"Undercounter refrigeration is beneath each station, so we have access to all of our ingredients during production and avoid unneeded steps," Skay says.
Also in the kitchen, a pizza prep area and oven are strategically located, making them visible from the main entrance. A hearth oven bakes pizzas with creative ingredient combinations such as beef Italian sausage, tomato, caramelized onion and fennel pollen. The oven also bakes hand-stretched garlic bread and cedar-planked salmon.
Staff also make specialty salads at this station, as well as sandwiches that can be heated in quick-bake ovens.
With the preparation of food items complete, staff pick up orders at a counter with overhead heat lamps and take the plates to customers. "We have a system in which waiters' tips are donated to a local charity," Poggas says. "We've donated more than $5,000 in three months. Employees are paid well, and they enjoy giving back to our community's nonprofit agencies, so they are okay with this."
Patients can call in their orders between the hours of 7 a.m. and 7 p.m. An attendant in a call center located in the Parker facility types up each order and presses a button to send the order ticket to Castle Rock. The order appears at the tray assembly line where nutrition service workers prepare the cold food and place it on chilled plates while staff working on the cooking suite prepare hot items to order and place them on plates with magnetic induction to keep food warm. "We use dome covers like you'd see in a hotel so the trays don't look institutional," Poggas says.
Culinary staff place all meal components onto plates, and a runner assembles each meal on a tray and delivers it to the patient's room within five minutes. When delivering more than one tray, staff place them in carts. A dedicated service elevator significantly helps to facilitate quick delivery.
"We have only one runner at Castle Rock working the room service," says Poggas. "For backup in case the power goes out at either facility or the entire IT servers go down — which they did recently — we set up a hotline phone so the runner can talk directly to the diet clerk to get patients' orders filled.
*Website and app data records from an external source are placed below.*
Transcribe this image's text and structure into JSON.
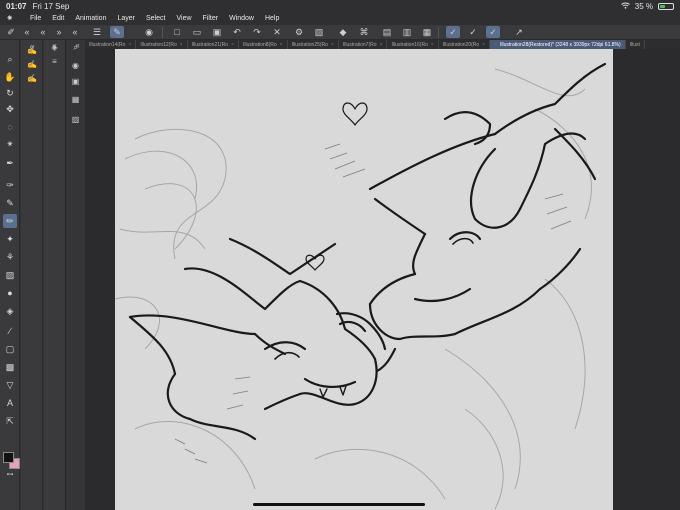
{
  "status_bar": {
    "time": "01:07",
    "date": "Fri 17 Sep",
    "battery_text": "35 %",
    "battery_level": 0.35,
    "battery_color": "#46c35b"
  },
  "menu": {
    "items": [
      "File",
      "Edit",
      "Animation",
      "Layer",
      "Select",
      "View",
      "Filter",
      "Window",
      "Help"
    ]
  },
  "tabs": [
    {
      "label": "Illustration14(Ro"
    },
    {
      "label": "Illustration12(Ro"
    },
    {
      "label": "Illustration21(Ro"
    },
    {
      "label": "Illustration8(Ro"
    },
    {
      "label": "Illustration25(Ro"
    },
    {
      "label": "Illustration7(Ro"
    },
    {
      "label": "Illustration16(Ro"
    },
    {
      "label": "Illustration20(Ro"
    },
    {
      "label": "Illustration28(Restored)* (3248 x 3939px 72dpi 61.8%)",
      "active": true
    },
    {
      "label": "Illust"
    }
  ],
  "colors": {
    "ui_bg": "#3a3a3c",
    "active_tool": "#5b6f8e",
    "canvas": "#d9d9d9",
    "main_color": "#111111",
    "sub_color": "#e8a0b4"
  },
  "icons": {
    "toolbox": [
      "zoom-icon",
      "hand-icon",
      "rotate-icon",
      "move-icon",
      "lasso-icon",
      "magic-wand-icon",
      "eyedropper-icon",
      "pen-icon",
      "pencil-icon",
      "brush-icon",
      "airbrush-icon",
      "decoration-icon",
      "eraser-icon",
      "blend-icon",
      "fill-icon",
      "gradient-icon",
      "figure-icon",
      "ruler-icon",
      "frame-icon",
      "text-icon",
      "balloon-icon",
      "correction-icon"
    ]
  }
}
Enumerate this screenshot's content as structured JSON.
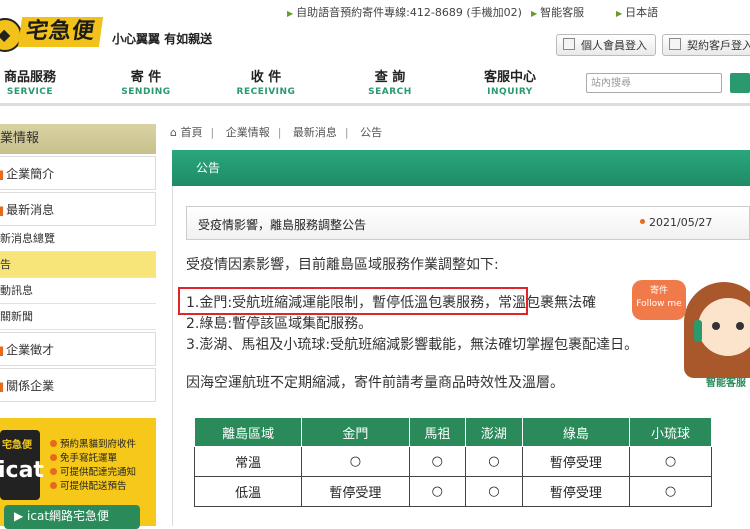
{
  "topbar": {
    "phone": "自助語音預約寄件專線:412-8689 (手機加02)",
    "smart_service": "智能客服",
    "japanese": "日本語"
  },
  "brand": {
    "logo_text": "宅急便",
    "slogan": "小心翼翼 有如親送",
    "accent_color": "#f2c21a",
    "green_color": "#2a8a5a"
  },
  "header_buttons": {
    "member_login": "個人會員登入",
    "contract_login": "契約客戶登入"
  },
  "nav": [
    {
      "zh": "商品服務",
      "en": "SERVICE"
    },
    {
      "zh": "寄 件",
      "en": "SENDING"
    },
    {
      "zh": "收 件",
      "en": "RECEIVING"
    },
    {
      "zh": "查 詢",
      "en": "SEARCH"
    },
    {
      "zh": "客服中心",
      "en": "INQUIRY"
    }
  ],
  "search": {
    "placeholder": "站內搜尋"
  },
  "sidebar": {
    "header": "業情報",
    "items": [
      {
        "label": "企業簡介"
      },
      {
        "label": "最新消息"
      },
      {
        "label": "新消息總覽"
      },
      {
        "label": "告"
      },
      {
        "label": "動訊息"
      },
      {
        "label": "關新聞"
      },
      {
        "label": "企業徵才"
      },
      {
        "label": "關係企業"
      }
    ]
  },
  "icat_banner": {
    "logo_small": "宅急便",
    "logo_big": "icat",
    "features": [
      "預約黑貓到府收件",
      "免手寫託運單",
      "可提供配達完通知",
      "可提供配送預告"
    ],
    "button_label": "icat網路宅急便"
  },
  "breadcrumb": [
    "首頁",
    "企業情報",
    "最新消息",
    "公告"
  ],
  "panel": {
    "header": "公告"
  },
  "post": {
    "title": "受疫情影響，離島服務調整公告",
    "date": "2021/05/27",
    "intro": "受疫情因素影響，目前離島區域服務作業調整如下:",
    "items": [
      "1.金門:受航班縮減運能限制，暫停低溫包裹服務，常溫包裹無法確",
      "2.綠島:暫停該區域集配服務。",
      "3.澎湖、馬祖及小琉球:受航班縮減影響載能，無法確切掌握包裹配達日。"
    ],
    "note": "因海空運航班不定期縮減，寄件前請考量商品時效性及溫層。"
  },
  "mascot": {
    "bubble_line1": "寄件",
    "bubble_line2": "Follow me",
    "label": "智能客服"
  },
  "table": {
    "headers": [
      "離島區域",
      "金門",
      "馬祖",
      "澎湖",
      "綠島",
      "小琉球"
    ],
    "rows": [
      [
        "常溫",
        "○",
        "○",
        "○",
        "暫停受理",
        "○"
      ],
      [
        "低溫",
        "暫停受理",
        "○",
        "○",
        "暫停受理",
        "○"
      ]
    ]
  }
}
When this happens, the diet clerk either faxes the order to Castle Rock or dictates the order over the phone to the nutrition services worker."
In order to make the most of staffing, at night when room service isn't offered, the runner helps clean dishes for the restaurant.